Description of the task →
Give back every entry exactly; drop the pictures.

Interface dataset entries
====

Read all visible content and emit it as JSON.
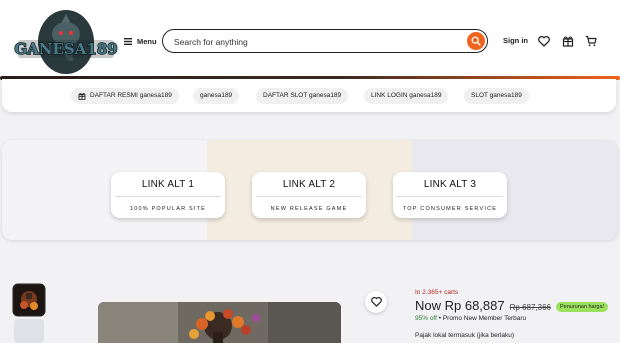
{
  "header": {
    "logo_text": "GANESA189",
    "menu_label": "Menu",
    "search_placeholder": "Search for anything",
    "signin_label": "Sign in"
  },
  "nav": {
    "chips": [
      {
        "label": "DAFTAR RESMI ganesa189",
        "icon": "gift-icon"
      },
      {
        "label": "ganesa189"
      },
      {
        "label": "DAFTAR SLOT ganesa189"
      },
      {
        "label": "LINK LOGIN ganesa189"
      },
      {
        "label": "SLOT ganesa189"
      }
    ]
  },
  "banner": {
    "cards": [
      {
        "title": "LINK ALT 1",
        "subtitle": "100% POPULAR SITE"
      },
      {
        "title": "LINK ALT 2",
        "subtitle": "NEW RELEASE GAME"
      },
      {
        "title": "LINK ALT 3",
        "subtitle": "TOP CONSUMER SERVICE"
      }
    ]
  },
  "product": {
    "carts_text": "In 2.365+ carts",
    "now_price": "Now Rp 68,887",
    "old_price": "Rp 687,366",
    "badge": "Penurunan harga!",
    "discount": "95% off",
    "dot": "•",
    "promo": "Promo New Member Terbaru",
    "tax_note": "Pajak lokal termasuk (jika berlaku)"
  },
  "colors": {
    "accent": "#f1641e",
    "badge_green": "#9be15d",
    "sale_red": "#b3261e"
  }
}
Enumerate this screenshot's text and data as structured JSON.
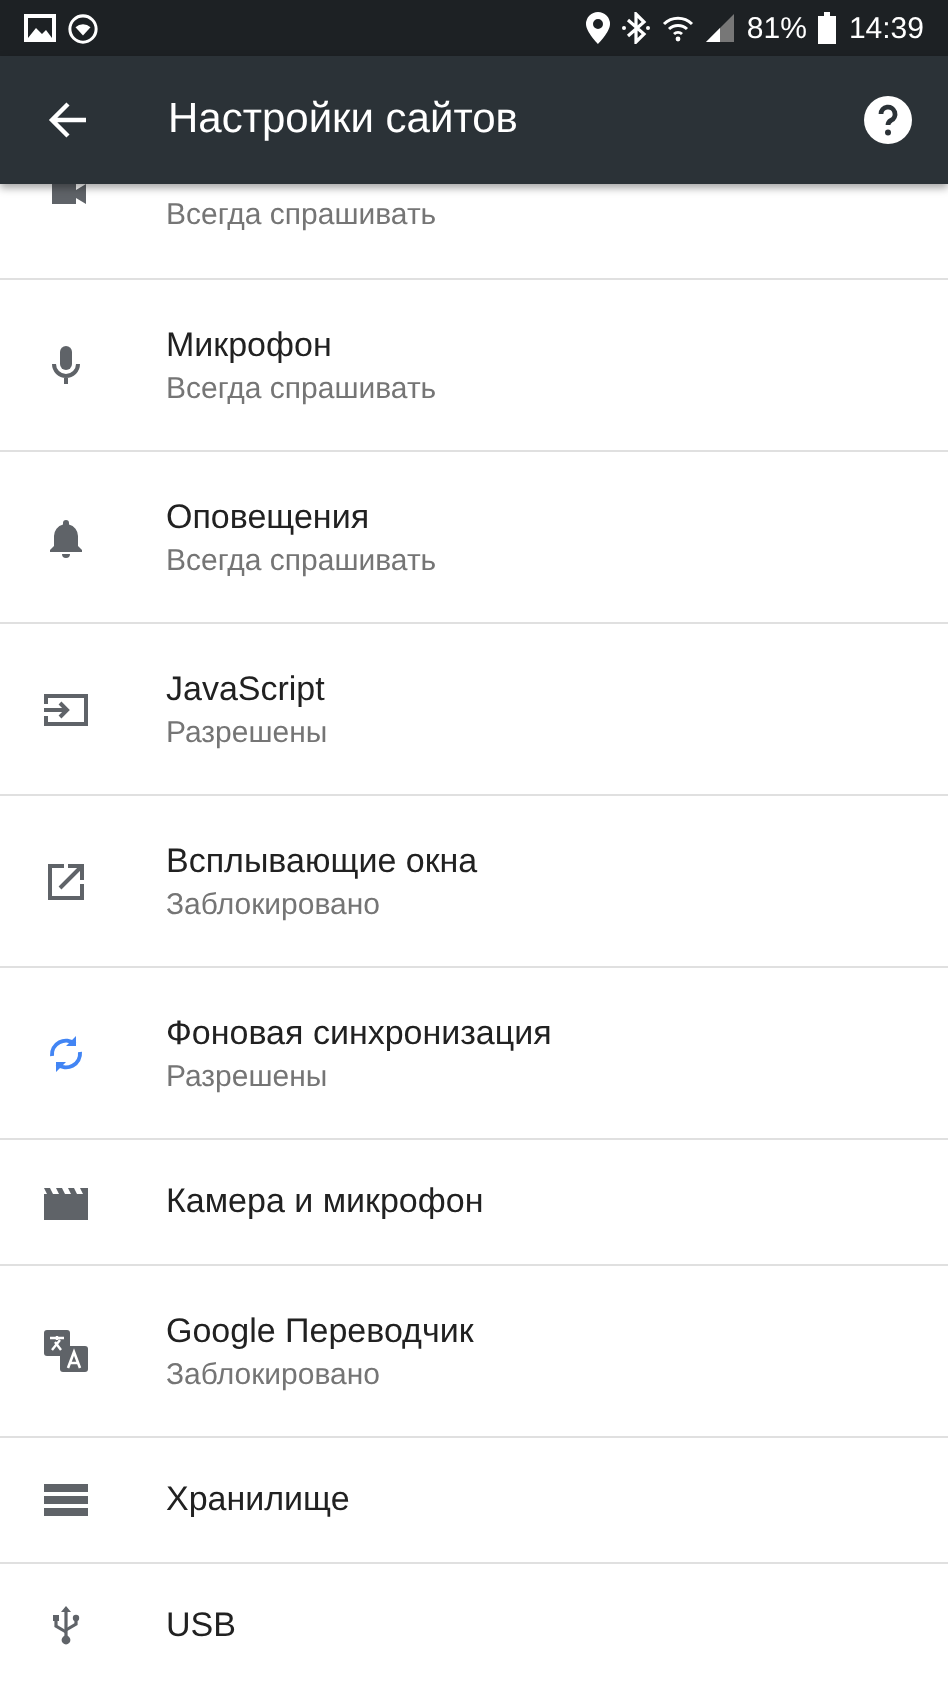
{
  "status_bar": {
    "battery_text": "81%",
    "time": "14:39"
  },
  "toolbar": {
    "title": "Настройки сайтов"
  },
  "items": [
    {
      "kind": "partial",
      "subtitle": "Всегда спрашивать",
      "color": "#5f6368"
    },
    {
      "kind": "two-line",
      "title": "Микрофон",
      "subtitle": "Всегда спрашивать",
      "color": "#5f6368"
    },
    {
      "kind": "two-line",
      "title": "Оповещения",
      "subtitle": "Всегда спрашивать",
      "color": "#5f6368"
    },
    {
      "kind": "two-line",
      "title": "JavaScript",
      "subtitle": "Разрешены",
      "color": "#5f6368"
    },
    {
      "kind": "two-line",
      "title": "Всплывающие окна",
      "subtitle": "Заблокировано",
      "color": "#5f6368"
    },
    {
      "kind": "two-line",
      "title": "Фоновая синхронизация",
      "subtitle": "Разрешены",
      "color": "#4285f4"
    },
    {
      "kind": "one-line",
      "title": "Камера и микрофон",
      "color": "#5f6368"
    },
    {
      "kind": "two-line",
      "title": "Google Переводчик",
      "subtitle": "Заблокировано",
      "color": "#5f6368"
    },
    {
      "kind": "one-line",
      "title": "Хранилище",
      "color": "#5f6368"
    },
    {
      "kind": "one-line",
      "title": "USB",
      "color": "#5f6368"
    }
  ]
}
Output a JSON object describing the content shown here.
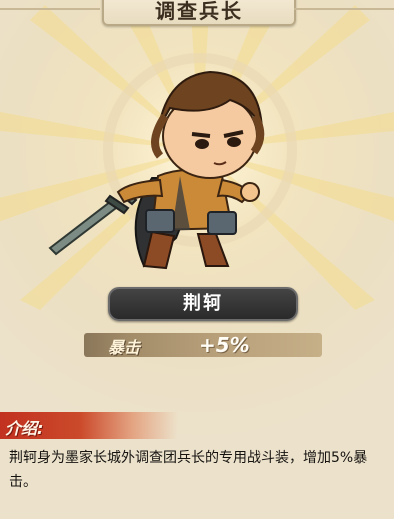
{
  "panel": {
    "title": "调查兵长",
    "character_name": "荆轲",
    "stat": {
      "label": "暴击",
      "value": "+5%"
    },
    "intro": {
      "label": "介绍:",
      "text": "荆轲身为墨家长城外调查团兵长的专用战斗装，增加5%暴击。"
    }
  },
  "colors": {
    "background": "#ece2cc",
    "burst": "#f7e6a5",
    "name_plate": "#333333",
    "intro_header": "#c2311f"
  },
  "icons": {
    "character": "chibi-soldier-with-blades"
  }
}
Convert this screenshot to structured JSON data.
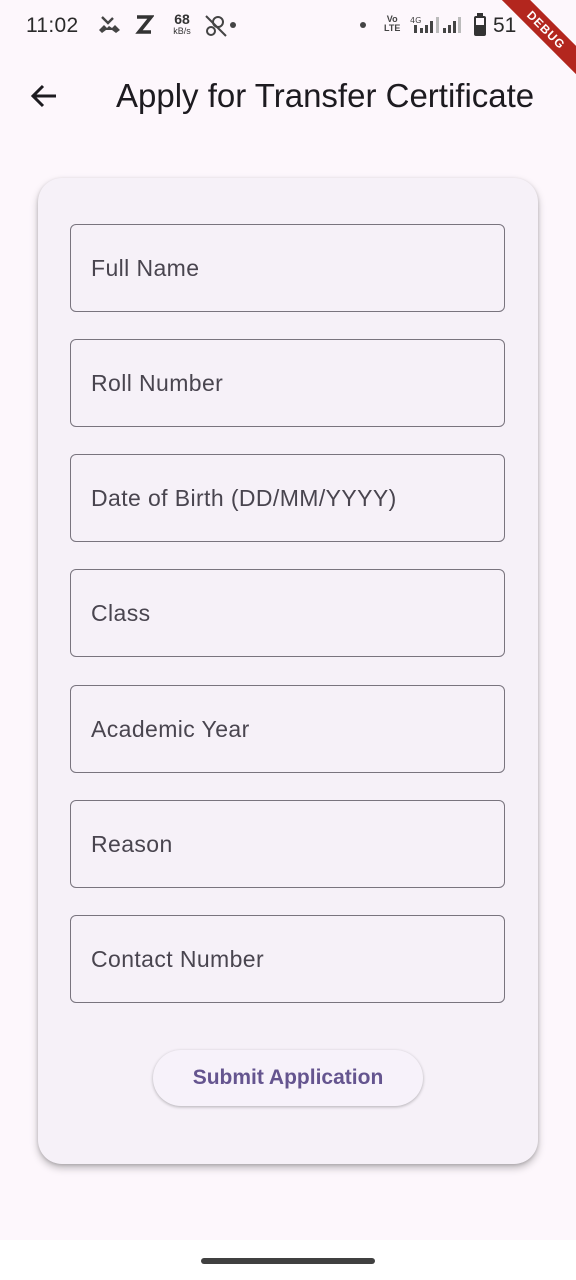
{
  "status_bar": {
    "time": "11:02",
    "network_speed_value": "68",
    "network_speed_unit": "kB/s",
    "volte_top": "Vo",
    "volte_bottom": "LTE",
    "signal_label": "4G",
    "battery_text": "51",
    "debug_label": "DEBUG"
  },
  "app_bar": {
    "title": "Apply for Transfer Certificate"
  },
  "form": {
    "fields": [
      {
        "placeholder": "Full Name",
        "value": ""
      },
      {
        "placeholder": "Roll Number",
        "value": ""
      },
      {
        "placeholder": "Date of Birth (DD/MM/YYYY)",
        "value": ""
      },
      {
        "placeholder": "Class",
        "value": ""
      },
      {
        "placeholder": "Academic Year",
        "value": ""
      },
      {
        "placeholder": "Reason",
        "value": ""
      },
      {
        "placeholder": "Contact Number",
        "value": ""
      }
    ],
    "submit_label": "Submit Application"
  },
  "colors": {
    "background": "#fdf7fc",
    "card": "#f6f1f8",
    "outline": "#79747e",
    "primary": "#65558f",
    "debug_ribbon": "#b3261e"
  },
  "icons": {
    "back": "arrow-back-icon",
    "missed_call": "missed-call-icon",
    "z_app": "z-app-icon",
    "gps_off": "location-off-icon",
    "signal": "signal-bars-icon",
    "battery": "battery-icon"
  }
}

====

Expected answer →
Read all visible content and emit it as JSON.
{
  "header": {
    "logo_text": "GANESA189",
    "menu_label": "Menu",
    "search_placeholder": "Search for anything",
    "signin_label": "Sign in"
  },
  "nav": {
    "chips": [
      {
        "label": "DAFTAR RESMI ganesa189",
        "icon": "gift-icon"
      },
      {
        "label": "ganesa189"
      },
      {
        "label": "DAFTAR SLOT ganesa189"
      },
      {
        "label": "LINK LOGIN ganesa189"
      },
      {
        "label": "SLOT ganesa189"
      }
    ]
  },
  "banner": {
    "cards": [
      {
        "title": "LINK ALT 1",
        "subtitle": "100% POPULAR SITE"
      },
      {
        "title": "LINK ALT 2",
        "subtitle": "NEW RELEASE GAME"
      },
      {
        "title": "LINK ALT 3",
        "subtitle": "TOP CONSUMER SERVICE"
      }
    ]
  },
  "product": {
    "carts_text": "In 2.365+ carts",
    "now_price": "Now Rp 68,887",
    "old_price": "Rp 687,366",
    "badge": "Penurunan harga!",
    "discount": "95% off",
    "dot": "•",
    "promo": "Promo New Member Terbaru",
    "tax_note": "Pajak lokal termasuk (jika berlaku)"
  },
  "colors": {
    "accent": "#f1641e",
    "badge_green": "#9be15d",
    "sale_red": "#b3261e"
  }
}
Enumerate this screenshot's text and data as structured JSON.
{
  "status_bar": {
    "battery_text": "81%",
    "time": "14:39"
  },
  "toolbar": {
    "title": "Настройки сайтов"
  },
  "items": [
    {
      "kind": "partial",
      "subtitle": "Всегда спрашивать",
      "color": "#5f6368"
    },
    {
      "kind": "two-line",
      "title": "Микрофон",
      "subtitle": "Всегда спрашивать",
      "color": "#5f6368"
    },
    {
      "kind": "two-line",
      "title": "Оповещения",
      "subtitle": "Всегда спрашивать",
      "color": "#5f6368"
    },
    {
      "kind": "two-line",
      "title": "JavaScript",
      "subtitle": "Разрешены",
      "color": "#5f6368"
    },
    {
      "kind": "two-line",
      "title": "Всплывающие окна",
      "subtitle": "Заблокировано",
      "color": "#5f6368"
    },
    {
      "kind": "two-line",
      "title": "Фоновая синхронизация",
      "subtitle": "Разрешены",
      "color": "#4285f4"
    },
    {
      "kind": "one-line",
      "title": "Камера и микрофон",
      "color": "#5f6368"
    },
    {
      "kind": "two-line",
      "title": "Google Переводчик",
      "subtitle": "Заблокировано",
      "color": "#5f6368"
    },
    {
      "kind": "one-line",
      "title": "Хранилище",
      "color": "#5f6368"
    },
    {
      "kind": "one-line",
      "title": "USB",
      "color": "#5f6368"
    }
  ]
}
Output a JSON object describing the content shown here.
{
  "panel": {
    "title": "调查兵长",
    "character_name": "荆轲",
    "stat": {
      "label": "暴击",
      "value": "+5%"
    },
    "intro": {
      "label": "介绍:",
      "text": "荆轲身为墨家长城外调查团兵长的专用战斗装，增加5%暴击。"
    }
  },
  "colors": {
    "background": "#ece2cc",
    "burst": "#f7e6a5",
    "name_plate": "#333333",
    "intro_header": "#c2311f"
  },
  "icons": {
    "character": "chibi-soldier-with-blades"
  }
}
Convert this screenshot to structured JSON data.
{
  "status_bar": {
    "time": "11:02",
    "network_speed_value": "68",
    "network_speed_unit": "kB/s",
    "volte_top": "Vo",
    "volte_bottom": "LTE",
    "signal_label": "4G",
    "battery_text": "51",
    "debug_label": "DEBUG"
  },
  "app_bar": {
    "title": "Apply for Transfer Certificate"
  },
  "form": {
    "fields": [
      {
        "placeholder": "Full Name",
        "value": ""
      },
      {
        "placeholder": "Roll Number",
        "value": ""
      },
      {
        "placeholder": "Date of Birth (DD/MM/YYYY)",
        "value": ""
      },
      {
        "placeholder": "Class",
        "value": ""
      },
      {
        "placeholder": "Academic Year",
        "value": ""
      },
      {
        "placeholder": "Reason",
        "value": ""
      },
      {
        "placeholder": "Contact Number",
        "value": ""
      }
    ],
    "submit_label": "Submit Application"
  },
  "colors": {
    "background": "#fdf7fc",
    "card": "#f6f1f8",
    "outline": "#79747e",
    "primary": "#65558f",
    "debug_ribbon": "#b3261e"
  },
  "icons": {
    "back": "arrow-back-icon",
    "missed_call": "missed-call-icon",
    "z_app": "z-app-icon",
    "gps_off": "location-off-icon",
    "signal": "signal-bars-icon",
    "battery": "battery-icon"
  }
}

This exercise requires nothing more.